■ TASK BRIEF
For the records below, say how many lines contain the string "that". Give the number only.

Items from an interface collection

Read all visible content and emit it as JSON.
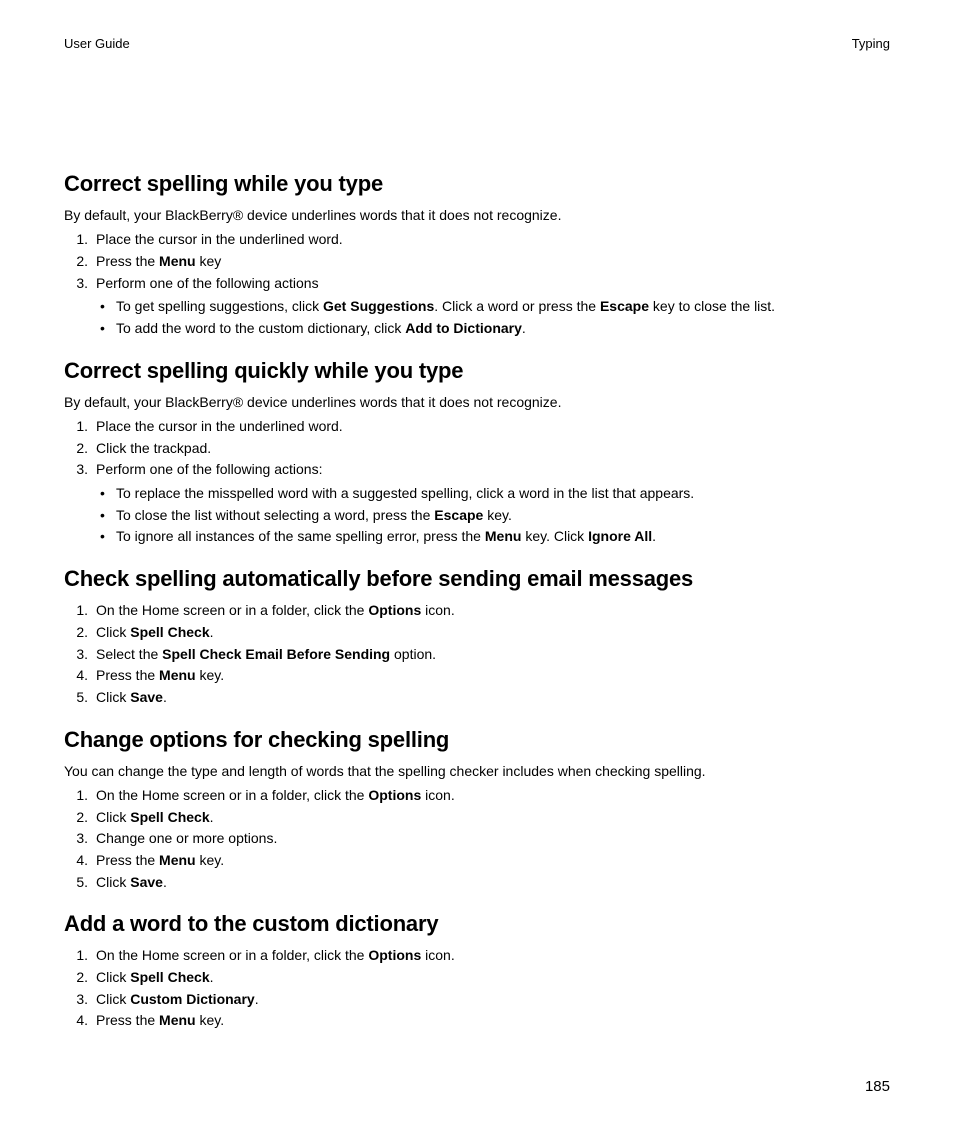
{
  "header": {
    "left": "User Guide",
    "right": "Typing"
  },
  "pagenum": "185",
  "sections": [
    {
      "title": "Correct spelling while you type",
      "intro": "By default, your BlackBerry® device underlines words that it does not recognize.",
      "steps": [
        {
          "parts": [
            {
              "t": "Place the cursor in the underlined word."
            }
          ]
        },
        {
          "parts": [
            {
              "t": "Press the "
            },
            {
              "t": "Menu",
              "b": true
            },
            {
              "t": " key"
            }
          ]
        },
        {
          "parts": [
            {
              "t": "Perform one of the following actions"
            }
          ],
          "sub": [
            {
              "parts": [
                {
                  "t": "To get spelling suggestions, click "
                },
                {
                  "t": "Get Suggestions",
                  "b": true
                },
                {
                  "t": ". Click a word or press the "
                },
                {
                  "t": "Escape",
                  "b": true
                },
                {
                  "t": " key to close the list."
                }
              ]
            },
            {
              "parts": [
                {
                  "t": "To add the word to the custom dictionary, click "
                },
                {
                  "t": "Add to Dictionary",
                  "b": true
                },
                {
                  "t": "."
                }
              ]
            }
          ]
        }
      ]
    },
    {
      "title": "Correct spelling quickly while you type",
      "intro": "By default, your BlackBerry® device underlines words that it does not recognize.",
      "steps": [
        {
          "parts": [
            {
              "t": "Place the cursor in the underlined word."
            }
          ]
        },
        {
          "parts": [
            {
              "t": "Click the trackpad."
            }
          ]
        },
        {
          "parts": [
            {
              "t": "Perform one of the following actions:"
            }
          ],
          "sub": [
            {
              "parts": [
                {
                  "t": "To replace the misspelled word with a suggested spelling, click a word in the list that appears."
                }
              ]
            },
            {
              "parts": [
                {
                  "t": "To close the list without selecting a word, press the "
                },
                {
                  "t": "Escape",
                  "b": true
                },
                {
                  "t": " key."
                }
              ]
            },
            {
              "parts": [
                {
                  "t": "To ignore all instances of the same spelling error, press the "
                },
                {
                  "t": "Menu",
                  "b": true
                },
                {
                  "t": " key. Click "
                },
                {
                  "t": "Ignore All",
                  "b": true
                },
                {
                  "t": "."
                }
              ]
            }
          ]
        }
      ]
    },
    {
      "title": "Check spelling automatically before sending email messages",
      "steps": [
        {
          "parts": [
            {
              "t": "On the Home screen or in a folder, click the "
            },
            {
              "t": "Options",
              "b": true
            },
            {
              "t": " icon."
            }
          ]
        },
        {
          "parts": [
            {
              "t": "Click "
            },
            {
              "t": "Spell Check",
              "b": true
            },
            {
              "t": "."
            }
          ]
        },
        {
          "parts": [
            {
              "t": "Select the "
            },
            {
              "t": "Spell Check Email Before Sending",
              "b": true
            },
            {
              "t": " option."
            }
          ]
        },
        {
          "parts": [
            {
              "t": "Press the "
            },
            {
              "t": "Menu",
              "b": true
            },
            {
              "t": " key."
            }
          ]
        },
        {
          "parts": [
            {
              "t": "Click "
            },
            {
              "t": "Save",
              "b": true
            },
            {
              "t": "."
            }
          ]
        }
      ]
    },
    {
      "title": "Change options for checking spelling",
      "intro": "You can change the type and length of words that the spelling checker includes when checking spelling.",
      "steps": [
        {
          "parts": [
            {
              "t": "On the Home screen or in a folder, click the "
            },
            {
              "t": "Options",
              "b": true
            },
            {
              "t": " icon."
            }
          ]
        },
        {
          "parts": [
            {
              "t": "Click "
            },
            {
              "t": "Spell Check",
              "b": true
            },
            {
              "t": "."
            }
          ]
        },
        {
          "parts": [
            {
              "t": "Change one or more options."
            }
          ]
        },
        {
          "parts": [
            {
              "t": "Press the "
            },
            {
              "t": "Menu",
              "b": true
            },
            {
              "t": " key."
            }
          ]
        },
        {
          "parts": [
            {
              "t": "Click "
            },
            {
              "t": "Save",
              "b": true
            },
            {
              "t": "."
            }
          ]
        }
      ]
    },
    {
      "title": "Add a word to the custom dictionary",
      "steps": [
        {
          "parts": [
            {
              "t": "On the Home screen or in a folder, click the "
            },
            {
              "t": "Options",
              "b": true
            },
            {
              "t": " icon."
            }
          ]
        },
        {
          "parts": [
            {
              "t": "Click "
            },
            {
              "t": "Spell Check",
              "b": true
            },
            {
              "t": "."
            }
          ]
        },
        {
          "parts": [
            {
              "t": "Click "
            },
            {
              "t": "Custom Dictionary",
              "b": true
            },
            {
              "t": "."
            }
          ]
        },
        {
          "parts": [
            {
              "t": "Press the "
            },
            {
              "t": "Menu",
              "b": true
            },
            {
              "t": " key."
            }
          ]
        }
      ]
    }
  ]
}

■ RESPONSE
4